Reading and understanding the terms and conditions of your policy is crucial. Pay attention to exclusions, limitations, and any specific requirements. If you have questions, don’t hesitate to reach out to the insurance provider for clarification.
Tips for Managing Your Insurance
a. Regular Policy Reviews
Life changes, and so do your insurance needs. Regularly reviewing your policies ensures that your coverage aligns with your current circumstances. Update your insurance when major life events occur, such as marriage, the birth of a child, or the purchase of a new home.
b. Updating Coverage as Needed
As your financial situation evolves, so should your insurance coverage. Consider adjusting your coverage when you acquire new assets, experience changes in income, or face different risks. Maintaining up-to-date coverage is essential for comprehensive protection.
c. Consolidating Policies
Consolidating multiple insurance policies with a single provider can often lead to cost savings and streamlined management. Many insurance companies offer discounts for bundling home and auto insurance or other combinations.
Common Insurance Myths Debunked
a. Insurance is Only for the Elderly
Insurance is not limited to a specific age group. While certain types of insurance, such as life insurance, may become more critical as you age, other policies like health and auto insurance are relevant for individuals of all ages.
b. All Insurance Policies are Expensive
The cost of insurance varies based on factors such as coverage, deductible amounts, and individual risk factors. With careful consideration and comparison shopping, you can find affordable insurance options that meet your needs.
c. My Employer’s Insurance Covers Everything
While employers often provide health insurance and other benefits, these plans may have limitations. It’s essential to understand the extent of your employer-sponsored coverage and consider additional policies to fill potential gaps.
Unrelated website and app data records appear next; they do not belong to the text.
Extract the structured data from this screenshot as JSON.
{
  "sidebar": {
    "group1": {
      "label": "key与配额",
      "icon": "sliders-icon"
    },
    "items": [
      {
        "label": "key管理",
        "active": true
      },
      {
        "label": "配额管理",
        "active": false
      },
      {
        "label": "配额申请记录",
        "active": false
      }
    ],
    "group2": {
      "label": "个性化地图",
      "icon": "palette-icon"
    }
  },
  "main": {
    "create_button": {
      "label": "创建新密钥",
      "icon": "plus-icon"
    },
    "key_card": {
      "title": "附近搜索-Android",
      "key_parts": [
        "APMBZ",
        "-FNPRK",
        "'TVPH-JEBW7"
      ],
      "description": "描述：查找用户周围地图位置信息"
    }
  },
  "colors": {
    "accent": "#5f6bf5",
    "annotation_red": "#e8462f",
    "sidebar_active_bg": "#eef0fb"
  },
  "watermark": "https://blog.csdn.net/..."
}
d. I Don’t Need Life Insurance If I’m Single
Life insurance provides financial protection for your loved ones, regardless of your marital status. If you have dependents, outstanding debts, or specific financial obligations, life insurance can offer peace of mind and security.
The Future of Insurance: Trends and Innovations
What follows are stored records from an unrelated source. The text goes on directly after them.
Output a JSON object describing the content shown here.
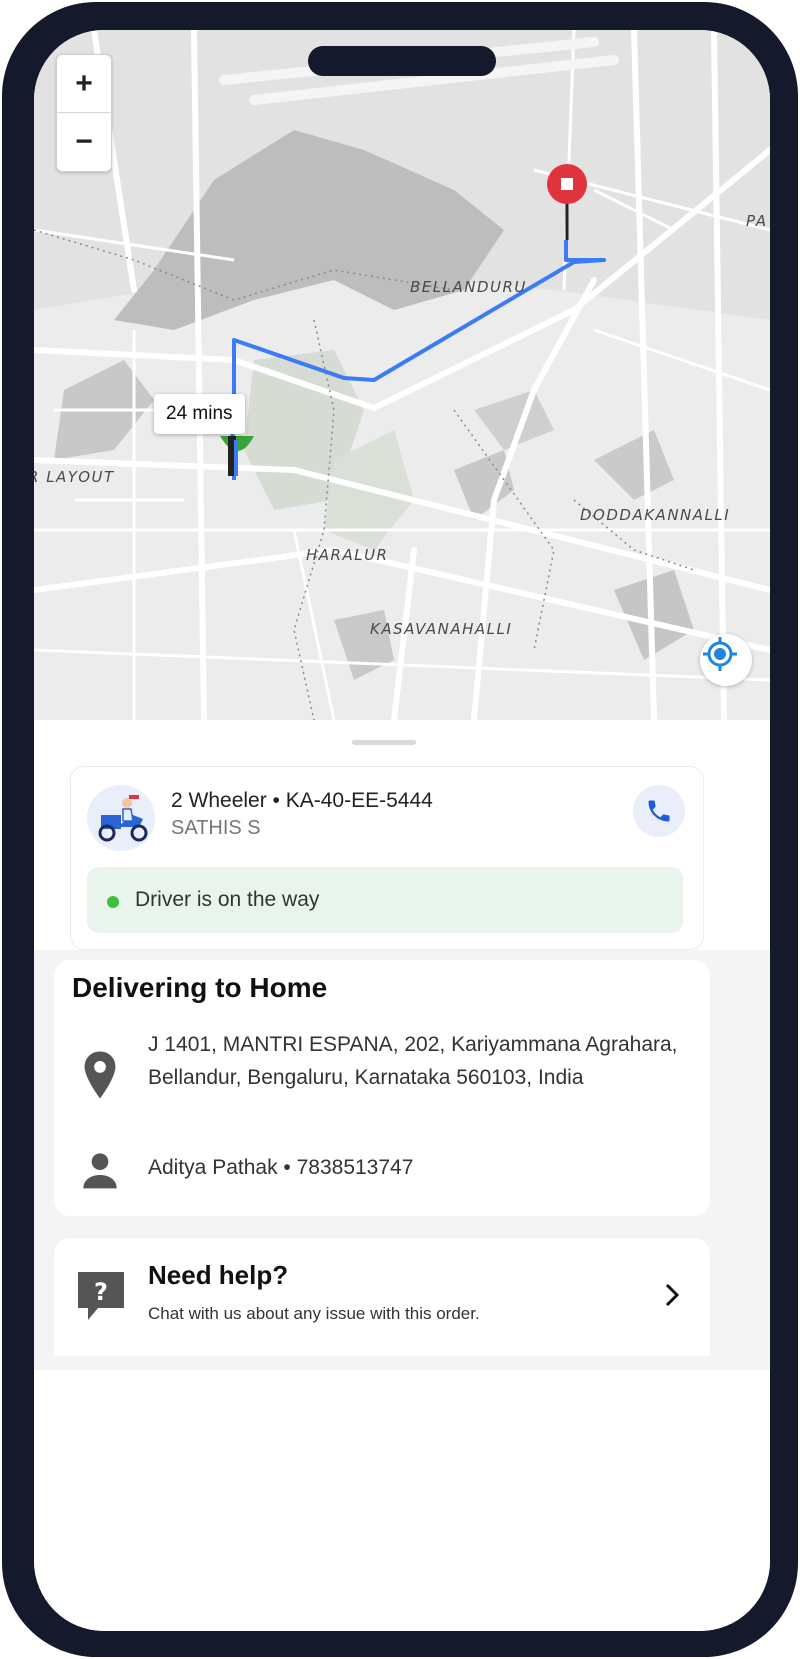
{
  "map": {
    "places": [
      "BELLANDURU",
      "R LAYOUT",
      "DODDAKANNALLI",
      "HARALUR",
      "KASAVANAHALLI",
      "PA"
    ],
    "zoom_in": "+",
    "zoom_out": "−",
    "eta_label": "24 mins",
    "route_color": "#3a7cf5",
    "destination_color": "#e0323f"
  },
  "driver": {
    "vehicle": "2 Wheeler • KA-40-EE-5444",
    "name": "SATHIS S",
    "status": "Driver is on the way"
  },
  "delivery": {
    "title": "Delivering to Home",
    "address": "J 1401, MANTRI ESPANA, 202, Kariyammana Agrahara, Bellandur, Bengaluru, Karnataka 560103, India",
    "contact": "Aditya Pathak • 7838513747"
  },
  "help": {
    "title": "Need help?",
    "subtitle": "Chat with us about any issue with this order."
  },
  "icons": {
    "call": "phone-icon",
    "location": "location-pin-icon",
    "person": "person-icon",
    "help": "chat-question-icon",
    "chevron": "chevron-right-icon",
    "my_location": "my-location-icon"
  }
}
a. Insurtech and Digital Transformation
The insurance industry is undergoing a digital revolution with the rise of insurtech. Technology-driven innovations, such as online policy management, artificial intelligence in claims processing, and data analytics, are shaping the future of insurance.
b. Usage-Based Insurance
Usage-based insurance (UBI) utilizes telematics to track an individual’s behavior, such as driving habits for auto insurance or health-related activities for wellness programs. UBI allows for personalized insurance premiums based on actual usage and behavior.
c. Sustainable and Ethical Insurance Practices
As societal awareness of environmental and social issues grows, there is a rising demand for sustainable and ethical insurance practices. Insurers are increasingly incorporating environmental, social, and governance (ESG) criteria into their decision-making processes.
Conclusion: Navigating the Insurance Landscape with Confidence
In conclusion, understanding the different types of insurance is essential for making informed financial decisions. Whether you’re protecting your health, securing your home, or planning for the future, insurance provides a crucial safety net. By assessing your needs, comparing options, and staying informed about industry trends, you can navigate the insurance landscape with confidence. Remember, insurance is not just about mitigating financial risks; it’s about ensuring a more secure and resilient future for yourself and your loved ones.